People are increasingly choosing to work from non-traditional places: the coffee shop, the airport lounge, the beach in Oahu. Our world of always-connected Internet has opened up a plethora of options for the modern worker that extends far beyond office walls; however, when it comes to security vulnerabilities it’s also a Pandora’s box.
One major issue security professionals struggle with is a lack of visibility into their networks—more so now than ever with the introduction of BYOD (bring your own device), IoT (Internet of things), and wearables in the enterprise. Employees can access corporate data anywhere, anytime—the ubiquitous use of smartphones, tablets, and laptops in their personal lives carries over into the office with ease. In a large organization, it can be difficult, or nearly impossible, to track every single device.
Adding to this challenge is the emergence of shadow IT—when employees use third-party cloud apps to access corporate data, they may not fully understand what information or access they are granting to those third-party companies. Consequently, forgetting to connect securely while using these apps, or not reading terms carefully when choosing a third-party tool could end up leaving a network door wide open for attackers. According to Dana Wolf, senior director of product at OpenDNS, “Attackers are innovators; they’re always looking for the easiest way to get into your system.” When employees skirt around corporate security policies, knowingly or unknowingly, by using unapproved apps, they open up dangerous security gaps—gaps that exist undetected, as potentially malicious traffic may not be collected by logs of any kind.
Speaking of logs, security teams use several tools to prevent these threats—and most are likely running a few of them right now. The stack might include a firewall, a web proxy, maybe even regularly-checked AD logs. If a company’s stack also includes OpenDNS, the service provides visibility into DNS logs, which out of every component in a sound security strategy, may be the most important.
Authors of the 2014 Verizon Breach Report recommended “[monitoring] and filter[ing] outbound traffic for suspicious and potential exfiltration of data to remote hosts,” also adding that DNS connections are “among the single best sources of data within your organization. Compare these to your threat intelligence, and mine this data often.”
Why is DNS data so important? DNS is the backbone of the Internet. When OpenDNS is applied to the enterprise, it adds a layer of protection that can also scour every bit of traffic for malicious requests—whether the employee making the request is on the corporate network or not.
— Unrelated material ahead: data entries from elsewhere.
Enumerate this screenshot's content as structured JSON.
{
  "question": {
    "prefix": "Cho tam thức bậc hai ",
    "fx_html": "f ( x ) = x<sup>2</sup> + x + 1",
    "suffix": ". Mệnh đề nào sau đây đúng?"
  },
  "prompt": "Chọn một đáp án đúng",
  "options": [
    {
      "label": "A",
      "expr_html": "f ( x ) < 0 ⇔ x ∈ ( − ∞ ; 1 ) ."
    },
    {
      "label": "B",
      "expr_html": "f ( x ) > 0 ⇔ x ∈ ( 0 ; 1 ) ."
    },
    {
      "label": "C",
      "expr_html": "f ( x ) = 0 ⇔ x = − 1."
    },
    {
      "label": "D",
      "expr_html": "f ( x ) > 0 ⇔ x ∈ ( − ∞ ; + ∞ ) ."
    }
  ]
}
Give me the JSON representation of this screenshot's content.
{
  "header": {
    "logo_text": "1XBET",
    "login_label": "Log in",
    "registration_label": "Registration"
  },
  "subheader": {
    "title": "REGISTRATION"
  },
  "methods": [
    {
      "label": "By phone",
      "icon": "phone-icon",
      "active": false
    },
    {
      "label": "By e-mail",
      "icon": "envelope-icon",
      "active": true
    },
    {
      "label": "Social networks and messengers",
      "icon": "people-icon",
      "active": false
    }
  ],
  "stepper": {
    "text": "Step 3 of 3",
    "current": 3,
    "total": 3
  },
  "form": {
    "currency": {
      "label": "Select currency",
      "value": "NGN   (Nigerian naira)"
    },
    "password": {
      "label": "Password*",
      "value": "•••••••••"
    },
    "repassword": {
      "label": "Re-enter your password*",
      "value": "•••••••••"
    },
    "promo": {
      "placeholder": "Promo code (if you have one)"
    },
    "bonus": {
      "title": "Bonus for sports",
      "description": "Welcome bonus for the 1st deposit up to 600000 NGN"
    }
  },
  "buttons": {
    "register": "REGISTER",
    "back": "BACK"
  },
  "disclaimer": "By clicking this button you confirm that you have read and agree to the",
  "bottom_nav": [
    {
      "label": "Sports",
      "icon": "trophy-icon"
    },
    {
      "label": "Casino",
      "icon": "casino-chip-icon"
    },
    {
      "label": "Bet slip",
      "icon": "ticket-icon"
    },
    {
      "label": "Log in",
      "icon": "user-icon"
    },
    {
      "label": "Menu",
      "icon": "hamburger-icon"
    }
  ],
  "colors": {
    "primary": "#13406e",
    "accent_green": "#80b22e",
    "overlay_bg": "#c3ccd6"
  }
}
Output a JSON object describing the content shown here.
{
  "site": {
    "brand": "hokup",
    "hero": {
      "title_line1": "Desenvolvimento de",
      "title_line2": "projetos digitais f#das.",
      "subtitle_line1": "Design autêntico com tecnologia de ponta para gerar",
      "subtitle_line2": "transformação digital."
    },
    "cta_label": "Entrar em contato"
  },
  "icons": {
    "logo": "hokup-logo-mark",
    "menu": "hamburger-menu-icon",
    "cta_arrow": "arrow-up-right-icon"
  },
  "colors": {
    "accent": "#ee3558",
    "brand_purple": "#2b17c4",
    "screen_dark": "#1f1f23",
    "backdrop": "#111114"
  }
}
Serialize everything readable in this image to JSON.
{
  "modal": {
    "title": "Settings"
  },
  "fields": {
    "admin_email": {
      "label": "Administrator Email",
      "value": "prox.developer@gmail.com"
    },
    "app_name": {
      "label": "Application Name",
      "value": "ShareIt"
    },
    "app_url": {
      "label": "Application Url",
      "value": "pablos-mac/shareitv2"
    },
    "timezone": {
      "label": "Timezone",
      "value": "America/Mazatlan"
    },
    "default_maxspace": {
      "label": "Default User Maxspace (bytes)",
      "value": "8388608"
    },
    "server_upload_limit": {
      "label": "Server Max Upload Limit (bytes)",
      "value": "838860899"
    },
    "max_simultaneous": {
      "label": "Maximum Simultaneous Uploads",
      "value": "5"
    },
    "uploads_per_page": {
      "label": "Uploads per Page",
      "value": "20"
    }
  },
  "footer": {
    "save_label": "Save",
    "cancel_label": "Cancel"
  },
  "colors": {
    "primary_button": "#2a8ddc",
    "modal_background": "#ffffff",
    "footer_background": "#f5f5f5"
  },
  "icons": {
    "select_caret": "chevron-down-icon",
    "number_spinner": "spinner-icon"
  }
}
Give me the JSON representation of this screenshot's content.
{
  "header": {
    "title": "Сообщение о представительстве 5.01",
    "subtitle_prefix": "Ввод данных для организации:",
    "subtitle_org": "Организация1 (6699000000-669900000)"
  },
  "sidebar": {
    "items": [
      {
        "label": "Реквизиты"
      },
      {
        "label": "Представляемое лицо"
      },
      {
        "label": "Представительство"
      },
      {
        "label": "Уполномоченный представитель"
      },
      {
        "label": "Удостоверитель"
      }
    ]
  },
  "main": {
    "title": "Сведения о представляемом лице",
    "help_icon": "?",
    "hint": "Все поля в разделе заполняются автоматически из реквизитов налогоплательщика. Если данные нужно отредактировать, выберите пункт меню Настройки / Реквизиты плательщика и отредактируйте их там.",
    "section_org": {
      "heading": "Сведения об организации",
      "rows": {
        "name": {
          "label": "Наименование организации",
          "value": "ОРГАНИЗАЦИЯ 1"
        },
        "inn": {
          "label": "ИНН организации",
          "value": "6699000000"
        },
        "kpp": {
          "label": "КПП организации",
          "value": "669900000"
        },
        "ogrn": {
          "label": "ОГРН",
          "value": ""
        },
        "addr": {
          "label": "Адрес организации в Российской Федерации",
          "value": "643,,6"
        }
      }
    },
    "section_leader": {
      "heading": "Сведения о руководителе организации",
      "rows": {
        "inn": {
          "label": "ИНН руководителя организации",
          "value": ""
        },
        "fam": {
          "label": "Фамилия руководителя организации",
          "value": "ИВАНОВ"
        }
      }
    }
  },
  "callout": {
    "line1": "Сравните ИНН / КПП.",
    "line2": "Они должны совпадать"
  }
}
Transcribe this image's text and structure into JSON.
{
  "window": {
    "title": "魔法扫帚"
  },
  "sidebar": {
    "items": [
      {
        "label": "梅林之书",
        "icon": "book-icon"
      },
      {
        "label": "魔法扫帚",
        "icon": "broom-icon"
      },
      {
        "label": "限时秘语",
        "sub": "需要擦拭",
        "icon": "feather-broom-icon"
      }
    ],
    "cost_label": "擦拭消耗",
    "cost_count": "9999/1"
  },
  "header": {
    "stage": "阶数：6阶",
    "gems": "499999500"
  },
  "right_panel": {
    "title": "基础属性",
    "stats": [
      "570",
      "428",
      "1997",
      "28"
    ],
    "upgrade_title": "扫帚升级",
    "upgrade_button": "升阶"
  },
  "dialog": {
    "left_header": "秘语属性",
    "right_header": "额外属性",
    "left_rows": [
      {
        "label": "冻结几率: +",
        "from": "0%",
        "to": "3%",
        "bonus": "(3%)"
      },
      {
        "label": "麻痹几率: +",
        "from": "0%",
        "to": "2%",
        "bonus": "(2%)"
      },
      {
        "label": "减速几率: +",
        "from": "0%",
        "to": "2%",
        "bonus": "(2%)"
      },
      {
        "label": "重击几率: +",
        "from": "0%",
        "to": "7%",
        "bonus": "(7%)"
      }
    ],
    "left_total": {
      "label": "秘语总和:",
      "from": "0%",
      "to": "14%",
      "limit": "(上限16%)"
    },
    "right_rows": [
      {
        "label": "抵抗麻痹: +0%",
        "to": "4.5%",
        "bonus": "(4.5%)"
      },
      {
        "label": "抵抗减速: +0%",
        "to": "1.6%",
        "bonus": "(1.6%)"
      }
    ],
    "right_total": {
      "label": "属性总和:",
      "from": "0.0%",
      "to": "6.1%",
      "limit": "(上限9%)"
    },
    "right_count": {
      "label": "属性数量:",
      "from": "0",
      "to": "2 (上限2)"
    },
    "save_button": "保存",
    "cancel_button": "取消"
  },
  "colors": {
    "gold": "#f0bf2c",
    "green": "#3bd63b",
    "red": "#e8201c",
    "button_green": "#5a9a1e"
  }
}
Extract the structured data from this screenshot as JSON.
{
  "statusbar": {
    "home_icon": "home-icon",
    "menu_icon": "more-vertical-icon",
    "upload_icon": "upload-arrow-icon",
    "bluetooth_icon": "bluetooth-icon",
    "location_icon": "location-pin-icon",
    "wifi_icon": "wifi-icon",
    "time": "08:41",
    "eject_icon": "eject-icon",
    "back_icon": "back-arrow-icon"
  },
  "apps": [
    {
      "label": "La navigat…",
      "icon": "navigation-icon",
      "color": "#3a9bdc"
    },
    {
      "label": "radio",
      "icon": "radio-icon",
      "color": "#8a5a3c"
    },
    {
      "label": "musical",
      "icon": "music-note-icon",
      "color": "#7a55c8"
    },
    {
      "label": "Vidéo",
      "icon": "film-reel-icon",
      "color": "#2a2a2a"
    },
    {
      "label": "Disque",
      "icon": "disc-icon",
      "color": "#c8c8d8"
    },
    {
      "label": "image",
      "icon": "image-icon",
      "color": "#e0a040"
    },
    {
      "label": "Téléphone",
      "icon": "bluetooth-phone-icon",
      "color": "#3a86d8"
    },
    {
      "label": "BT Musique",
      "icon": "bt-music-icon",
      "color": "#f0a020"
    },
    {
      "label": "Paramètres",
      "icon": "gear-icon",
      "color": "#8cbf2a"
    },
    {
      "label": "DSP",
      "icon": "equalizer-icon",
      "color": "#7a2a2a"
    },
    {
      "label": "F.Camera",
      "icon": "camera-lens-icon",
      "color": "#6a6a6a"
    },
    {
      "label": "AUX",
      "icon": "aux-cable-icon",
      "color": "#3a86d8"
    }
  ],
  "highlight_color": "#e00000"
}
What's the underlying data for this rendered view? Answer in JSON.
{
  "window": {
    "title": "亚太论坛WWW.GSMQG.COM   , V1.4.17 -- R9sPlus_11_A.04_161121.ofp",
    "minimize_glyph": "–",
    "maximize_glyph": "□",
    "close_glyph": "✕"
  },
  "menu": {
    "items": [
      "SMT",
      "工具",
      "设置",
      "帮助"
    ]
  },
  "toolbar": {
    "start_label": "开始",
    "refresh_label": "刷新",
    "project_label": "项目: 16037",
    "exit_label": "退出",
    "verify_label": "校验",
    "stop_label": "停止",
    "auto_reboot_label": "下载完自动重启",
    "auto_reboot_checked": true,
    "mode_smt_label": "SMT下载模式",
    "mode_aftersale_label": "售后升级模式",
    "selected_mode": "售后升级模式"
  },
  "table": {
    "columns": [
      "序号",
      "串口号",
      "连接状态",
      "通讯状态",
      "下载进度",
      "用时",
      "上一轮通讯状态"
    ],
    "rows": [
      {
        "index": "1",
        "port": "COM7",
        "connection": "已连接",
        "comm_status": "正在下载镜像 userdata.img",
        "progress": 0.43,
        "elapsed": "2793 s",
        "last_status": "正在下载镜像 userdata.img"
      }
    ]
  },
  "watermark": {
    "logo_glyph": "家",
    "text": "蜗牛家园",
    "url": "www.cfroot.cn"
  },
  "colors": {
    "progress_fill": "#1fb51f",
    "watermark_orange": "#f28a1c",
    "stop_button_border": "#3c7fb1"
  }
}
DNS logs are crucial for another reason. Mandiant’s 2014 M-Trends report revealed that “in 2013, the median number of days attackers were present on a victim network before discovery was 229 days. The longest presence was 2,287 days.” If that attack entered a corporate network through a non-VPN connection from an employee working from home, the SIEM may not have picked it up—but evidence could be found in DNS logs, which can then aid discovery and remediation.
Last week, OpenDNS announced Log Management, a new integration with Amazon S3 that allows security teams to push DNS logs directly into a S3 instance easily and without much additional administrative overhead. Logs can be stored in this way almost indefinitely (the length of storage depending on user-selected settings). But they don’t have to sit idly: in addition to making compliance folks happy, existing S3 integrations with SIEM vendors such as Splunk or Sumo Logic allow these DNS logs to be imported into a SIEM for further inspection.
To learn more even more about why DNS monitoring is an integral part of a well-managed security strategy, and about our new S3 integration, please watch the on-demand webcast today.